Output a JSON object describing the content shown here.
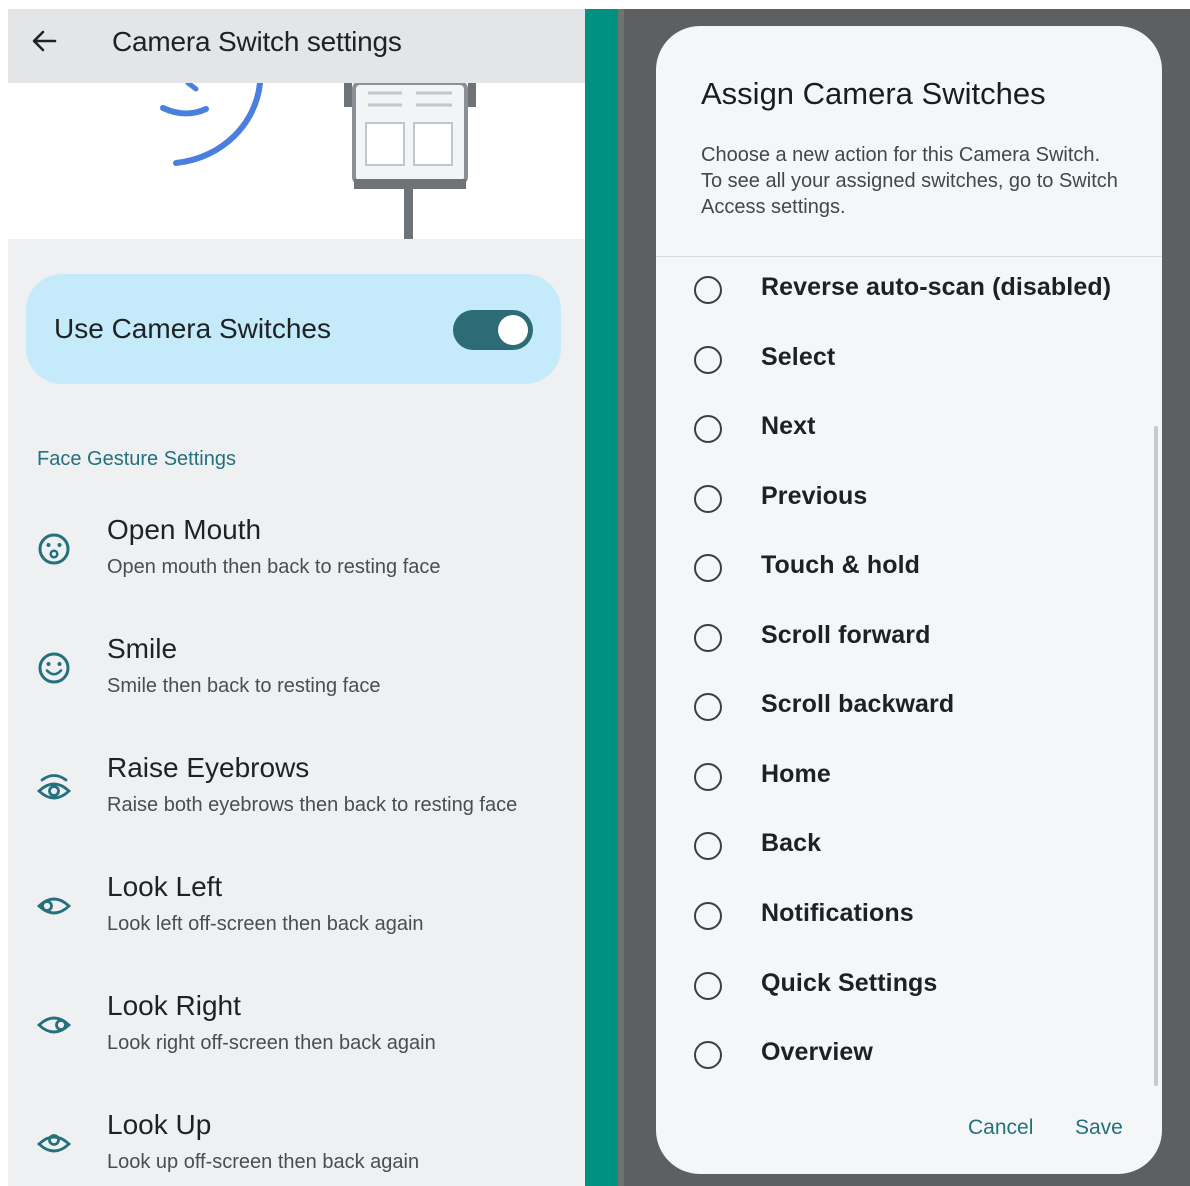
{
  "header": {
    "title": "Camera Switch settings"
  },
  "toggle": {
    "label": "Use Camera Switches",
    "state": "on"
  },
  "section": {
    "title": "Face Gesture Settings"
  },
  "gestures": [
    {
      "title": "Open Mouth",
      "subtitle": "Open mouth then back to resting face",
      "icon": "open-mouth-face-icon"
    },
    {
      "title": "Smile",
      "subtitle": "Smile then back to resting face",
      "icon": "smile-face-icon"
    },
    {
      "title": "Raise Eyebrows",
      "subtitle": "Raise both eyebrows then back to resting face",
      "icon": "raised-eyebrow-eye-icon"
    },
    {
      "title": "Look Left",
      "subtitle": "Look left off-screen then back again",
      "icon": "eye-look-left-icon"
    },
    {
      "title": "Look Right",
      "subtitle": "Look right off-screen then back again",
      "icon": "eye-look-right-icon"
    },
    {
      "title": "Look Up",
      "subtitle": "Look up off-screen then back again",
      "icon": "eye-look-up-icon"
    }
  ],
  "dialog": {
    "title": "Assign Camera Switches",
    "description": "Choose a new action for this Camera Switch. To see all your assigned switches, go to Switch Access settings.",
    "options": [
      "Reverse auto-scan (disabled)",
      "Select",
      "Next",
      "Previous",
      "Touch & hold",
      "Scroll forward",
      "Scroll backward",
      "Home",
      "Back",
      "Notifications",
      "Quick Settings",
      "Overview"
    ],
    "cancel_label": "Cancel",
    "save_label": "Save"
  },
  "colors": {
    "accent": "#24707c",
    "toggle_card": "#c5eaf9",
    "switch_track": "#2d6b77",
    "divider_stripe": "#009183",
    "scrim": "#5e5f60"
  }
}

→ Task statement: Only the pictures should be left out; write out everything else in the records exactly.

→ Output:
Output a JSON object describing the content shown here.
{
  "header": {
    "title": "Camera Switch settings"
  },
  "toggle": {
    "label": "Use Camera Switches",
    "state": "on"
  },
  "section": {
    "title": "Face Gesture Settings"
  },
  "gestures": [
    {
      "title": "Open Mouth",
      "subtitle": "Open mouth then back to resting face",
      "icon": "open-mouth-face-icon"
    },
    {
      "title": "Smile",
      "subtitle": "Smile then back to resting face",
      "icon": "smile-face-icon"
    },
    {
      "title": "Raise Eyebrows",
      "subtitle": "Raise both eyebrows then back to resting face",
      "icon": "raised-eyebrow-eye-icon"
    },
    {
      "title": "Look Left",
      "subtitle": "Look left off-screen then back again",
      "icon": "eye-look-left-icon"
    },
    {
      "title": "Look Right",
      "subtitle": "Look right off-screen then back again",
      "icon": "eye-look-right-icon"
    },
    {
      "title": "Look Up",
      "subtitle": "Look up off-screen then back again",
      "icon": "eye-look-up-icon"
    }
  ],
  "dialog": {
    "title": "Assign Camera Switches",
    "description": "Choose a new action for this Camera Switch. To see all your assigned switches, go to Switch Access settings.",
    "options": [
      "Reverse auto-scan (disabled)",
      "Select",
      "Next",
      "Previous",
      "Touch & hold",
      "Scroll forward",
      "Scroll backward",
      "Home",
      "Back",
      "Notifications",
      "Quick Settings",
      "Overview"
    ],
    "cancel_label": "Cancel",
    "save_label": "Save"
  },
  "colors": {
    "accent": "#24707c",
    "toggle_card": "#c5eaf9",
    "switch_track": "#2d6b77",
    "divider_stripe": "#009183",
    "scrim": "#5e5f60"
  }
}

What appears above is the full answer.